## Your instructions
Whenever a line of the data below holds the string "TERRIERS", copy that line.

## Records contained in a dataset
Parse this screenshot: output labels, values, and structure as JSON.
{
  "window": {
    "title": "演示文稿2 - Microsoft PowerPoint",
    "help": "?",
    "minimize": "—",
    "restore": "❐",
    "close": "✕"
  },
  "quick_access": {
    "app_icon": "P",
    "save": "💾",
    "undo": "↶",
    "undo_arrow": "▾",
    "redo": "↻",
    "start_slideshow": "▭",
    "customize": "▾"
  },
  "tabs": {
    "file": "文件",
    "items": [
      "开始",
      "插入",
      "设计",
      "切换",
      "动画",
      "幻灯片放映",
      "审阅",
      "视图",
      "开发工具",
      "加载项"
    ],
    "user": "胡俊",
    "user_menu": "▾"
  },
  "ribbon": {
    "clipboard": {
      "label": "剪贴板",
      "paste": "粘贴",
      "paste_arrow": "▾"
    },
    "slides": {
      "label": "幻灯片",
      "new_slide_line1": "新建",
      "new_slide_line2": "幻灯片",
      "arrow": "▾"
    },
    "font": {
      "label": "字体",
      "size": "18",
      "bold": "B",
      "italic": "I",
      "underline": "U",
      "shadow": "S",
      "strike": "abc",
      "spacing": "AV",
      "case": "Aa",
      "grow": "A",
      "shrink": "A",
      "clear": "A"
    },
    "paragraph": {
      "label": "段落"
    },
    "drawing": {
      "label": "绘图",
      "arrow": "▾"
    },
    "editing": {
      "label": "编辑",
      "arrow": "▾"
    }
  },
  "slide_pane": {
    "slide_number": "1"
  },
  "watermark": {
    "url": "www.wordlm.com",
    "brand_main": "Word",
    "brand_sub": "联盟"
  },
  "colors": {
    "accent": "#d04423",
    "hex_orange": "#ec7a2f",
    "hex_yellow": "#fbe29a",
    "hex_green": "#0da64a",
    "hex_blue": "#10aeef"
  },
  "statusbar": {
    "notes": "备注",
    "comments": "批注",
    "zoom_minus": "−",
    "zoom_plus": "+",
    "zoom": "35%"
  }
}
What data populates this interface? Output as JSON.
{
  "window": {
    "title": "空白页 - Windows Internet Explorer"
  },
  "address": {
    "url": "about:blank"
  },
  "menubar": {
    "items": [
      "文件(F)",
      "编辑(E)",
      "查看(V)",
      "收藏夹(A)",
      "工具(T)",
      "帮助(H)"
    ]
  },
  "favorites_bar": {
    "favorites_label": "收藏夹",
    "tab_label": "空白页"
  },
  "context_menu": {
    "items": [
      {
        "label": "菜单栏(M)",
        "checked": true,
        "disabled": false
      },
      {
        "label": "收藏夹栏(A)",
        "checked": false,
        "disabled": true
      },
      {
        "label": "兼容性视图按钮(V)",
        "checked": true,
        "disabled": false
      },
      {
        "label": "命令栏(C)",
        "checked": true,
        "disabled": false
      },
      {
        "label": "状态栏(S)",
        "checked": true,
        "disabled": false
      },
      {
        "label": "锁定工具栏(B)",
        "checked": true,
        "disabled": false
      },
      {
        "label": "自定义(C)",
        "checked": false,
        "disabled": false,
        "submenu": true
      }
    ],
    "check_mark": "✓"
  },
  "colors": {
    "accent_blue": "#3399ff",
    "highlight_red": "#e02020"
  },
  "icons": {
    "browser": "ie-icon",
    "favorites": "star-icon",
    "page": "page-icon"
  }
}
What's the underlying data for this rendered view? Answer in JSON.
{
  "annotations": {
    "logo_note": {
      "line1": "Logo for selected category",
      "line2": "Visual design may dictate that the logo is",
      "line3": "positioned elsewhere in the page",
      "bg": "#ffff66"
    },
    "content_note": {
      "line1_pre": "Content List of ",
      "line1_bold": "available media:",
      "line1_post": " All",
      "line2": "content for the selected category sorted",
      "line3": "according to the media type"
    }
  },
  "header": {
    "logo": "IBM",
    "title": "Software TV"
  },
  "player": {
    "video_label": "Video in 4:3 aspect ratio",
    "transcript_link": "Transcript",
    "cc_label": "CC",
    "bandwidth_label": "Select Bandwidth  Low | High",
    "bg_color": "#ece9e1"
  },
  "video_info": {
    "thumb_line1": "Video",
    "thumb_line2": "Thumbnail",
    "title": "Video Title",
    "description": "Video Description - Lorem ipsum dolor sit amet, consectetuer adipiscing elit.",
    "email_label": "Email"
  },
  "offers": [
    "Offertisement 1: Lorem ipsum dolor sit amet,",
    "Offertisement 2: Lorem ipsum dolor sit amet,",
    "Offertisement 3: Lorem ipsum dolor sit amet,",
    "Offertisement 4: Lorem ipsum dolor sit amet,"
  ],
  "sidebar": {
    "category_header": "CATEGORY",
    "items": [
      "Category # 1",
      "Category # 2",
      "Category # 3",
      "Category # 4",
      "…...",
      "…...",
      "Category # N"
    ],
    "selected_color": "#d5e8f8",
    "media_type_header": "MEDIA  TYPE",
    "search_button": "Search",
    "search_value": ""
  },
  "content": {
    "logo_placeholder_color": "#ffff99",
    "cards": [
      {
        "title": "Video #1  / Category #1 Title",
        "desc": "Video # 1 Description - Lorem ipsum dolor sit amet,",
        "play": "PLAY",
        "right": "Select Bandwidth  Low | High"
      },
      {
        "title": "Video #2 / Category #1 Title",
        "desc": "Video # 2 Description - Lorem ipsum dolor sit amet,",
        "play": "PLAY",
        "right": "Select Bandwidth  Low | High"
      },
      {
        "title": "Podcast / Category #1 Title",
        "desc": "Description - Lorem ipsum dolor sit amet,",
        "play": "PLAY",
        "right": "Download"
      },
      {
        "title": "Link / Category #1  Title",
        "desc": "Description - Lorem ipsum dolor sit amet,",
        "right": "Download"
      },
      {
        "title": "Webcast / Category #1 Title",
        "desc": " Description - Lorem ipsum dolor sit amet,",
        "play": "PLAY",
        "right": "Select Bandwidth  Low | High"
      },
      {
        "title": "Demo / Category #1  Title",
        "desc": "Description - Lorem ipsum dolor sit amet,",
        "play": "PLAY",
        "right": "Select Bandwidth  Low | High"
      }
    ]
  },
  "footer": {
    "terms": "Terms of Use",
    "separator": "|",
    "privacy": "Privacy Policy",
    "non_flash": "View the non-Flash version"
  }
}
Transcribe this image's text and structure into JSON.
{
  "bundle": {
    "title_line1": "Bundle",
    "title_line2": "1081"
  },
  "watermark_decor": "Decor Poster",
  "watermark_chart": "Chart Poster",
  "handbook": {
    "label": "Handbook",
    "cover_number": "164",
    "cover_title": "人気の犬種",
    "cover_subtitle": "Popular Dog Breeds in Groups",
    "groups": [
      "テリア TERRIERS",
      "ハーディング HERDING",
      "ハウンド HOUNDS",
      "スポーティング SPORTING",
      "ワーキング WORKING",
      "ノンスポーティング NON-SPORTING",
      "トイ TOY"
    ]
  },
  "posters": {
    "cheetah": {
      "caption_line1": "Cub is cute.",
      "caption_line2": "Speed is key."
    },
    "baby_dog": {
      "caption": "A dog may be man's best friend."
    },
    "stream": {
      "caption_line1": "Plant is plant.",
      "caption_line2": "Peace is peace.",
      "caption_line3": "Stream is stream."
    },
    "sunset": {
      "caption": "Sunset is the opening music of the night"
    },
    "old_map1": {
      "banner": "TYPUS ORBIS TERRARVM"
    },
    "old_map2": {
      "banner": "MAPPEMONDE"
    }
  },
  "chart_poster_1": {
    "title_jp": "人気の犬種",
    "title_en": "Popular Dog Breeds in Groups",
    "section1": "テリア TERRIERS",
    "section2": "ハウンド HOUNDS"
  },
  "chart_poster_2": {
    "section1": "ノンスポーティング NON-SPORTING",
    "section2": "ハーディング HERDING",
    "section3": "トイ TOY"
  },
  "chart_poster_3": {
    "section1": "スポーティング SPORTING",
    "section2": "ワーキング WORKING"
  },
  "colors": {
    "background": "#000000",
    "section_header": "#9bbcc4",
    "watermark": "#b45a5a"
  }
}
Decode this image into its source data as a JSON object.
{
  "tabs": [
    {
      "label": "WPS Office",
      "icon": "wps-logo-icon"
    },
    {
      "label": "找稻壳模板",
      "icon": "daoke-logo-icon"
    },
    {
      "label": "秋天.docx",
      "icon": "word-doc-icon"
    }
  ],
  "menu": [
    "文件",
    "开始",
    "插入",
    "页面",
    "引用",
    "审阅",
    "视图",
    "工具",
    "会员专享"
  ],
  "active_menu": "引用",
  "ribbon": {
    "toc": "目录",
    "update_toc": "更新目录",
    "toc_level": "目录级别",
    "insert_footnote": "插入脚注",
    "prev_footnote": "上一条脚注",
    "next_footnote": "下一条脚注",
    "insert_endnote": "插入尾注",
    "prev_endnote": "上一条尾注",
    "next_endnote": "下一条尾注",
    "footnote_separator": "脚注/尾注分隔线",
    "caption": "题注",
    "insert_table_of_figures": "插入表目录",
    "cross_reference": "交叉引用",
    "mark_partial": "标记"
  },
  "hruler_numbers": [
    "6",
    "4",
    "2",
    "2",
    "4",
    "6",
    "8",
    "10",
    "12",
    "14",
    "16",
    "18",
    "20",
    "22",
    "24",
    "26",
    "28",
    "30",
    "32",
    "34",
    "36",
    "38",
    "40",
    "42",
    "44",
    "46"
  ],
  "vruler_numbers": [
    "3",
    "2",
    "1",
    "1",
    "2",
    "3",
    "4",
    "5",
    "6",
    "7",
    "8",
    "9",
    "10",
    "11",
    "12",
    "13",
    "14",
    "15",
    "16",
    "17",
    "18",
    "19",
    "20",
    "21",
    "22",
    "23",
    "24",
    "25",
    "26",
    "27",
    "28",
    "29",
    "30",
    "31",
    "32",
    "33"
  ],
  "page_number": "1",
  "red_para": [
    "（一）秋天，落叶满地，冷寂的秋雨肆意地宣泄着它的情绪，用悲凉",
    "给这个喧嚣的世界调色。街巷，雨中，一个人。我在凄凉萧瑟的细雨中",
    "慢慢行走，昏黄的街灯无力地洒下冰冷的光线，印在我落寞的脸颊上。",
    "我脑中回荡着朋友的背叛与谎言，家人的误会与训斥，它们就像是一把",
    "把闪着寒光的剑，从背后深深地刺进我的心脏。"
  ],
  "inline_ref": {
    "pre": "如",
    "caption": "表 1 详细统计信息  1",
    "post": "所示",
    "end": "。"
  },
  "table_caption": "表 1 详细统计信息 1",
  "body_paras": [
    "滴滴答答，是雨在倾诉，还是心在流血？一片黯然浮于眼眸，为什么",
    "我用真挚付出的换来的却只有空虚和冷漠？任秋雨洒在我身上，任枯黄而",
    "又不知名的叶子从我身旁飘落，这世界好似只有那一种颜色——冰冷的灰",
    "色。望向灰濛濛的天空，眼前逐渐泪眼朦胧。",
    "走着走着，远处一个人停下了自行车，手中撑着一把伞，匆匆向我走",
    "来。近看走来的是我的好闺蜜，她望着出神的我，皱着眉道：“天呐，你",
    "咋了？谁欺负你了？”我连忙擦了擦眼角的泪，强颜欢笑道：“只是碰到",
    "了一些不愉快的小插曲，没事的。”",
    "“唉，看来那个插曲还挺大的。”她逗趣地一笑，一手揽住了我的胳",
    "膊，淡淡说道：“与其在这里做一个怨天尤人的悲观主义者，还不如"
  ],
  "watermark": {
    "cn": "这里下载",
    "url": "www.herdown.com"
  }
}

## Response
      "テリア TERRIERS",
    "section1": "テリア TERRIERS",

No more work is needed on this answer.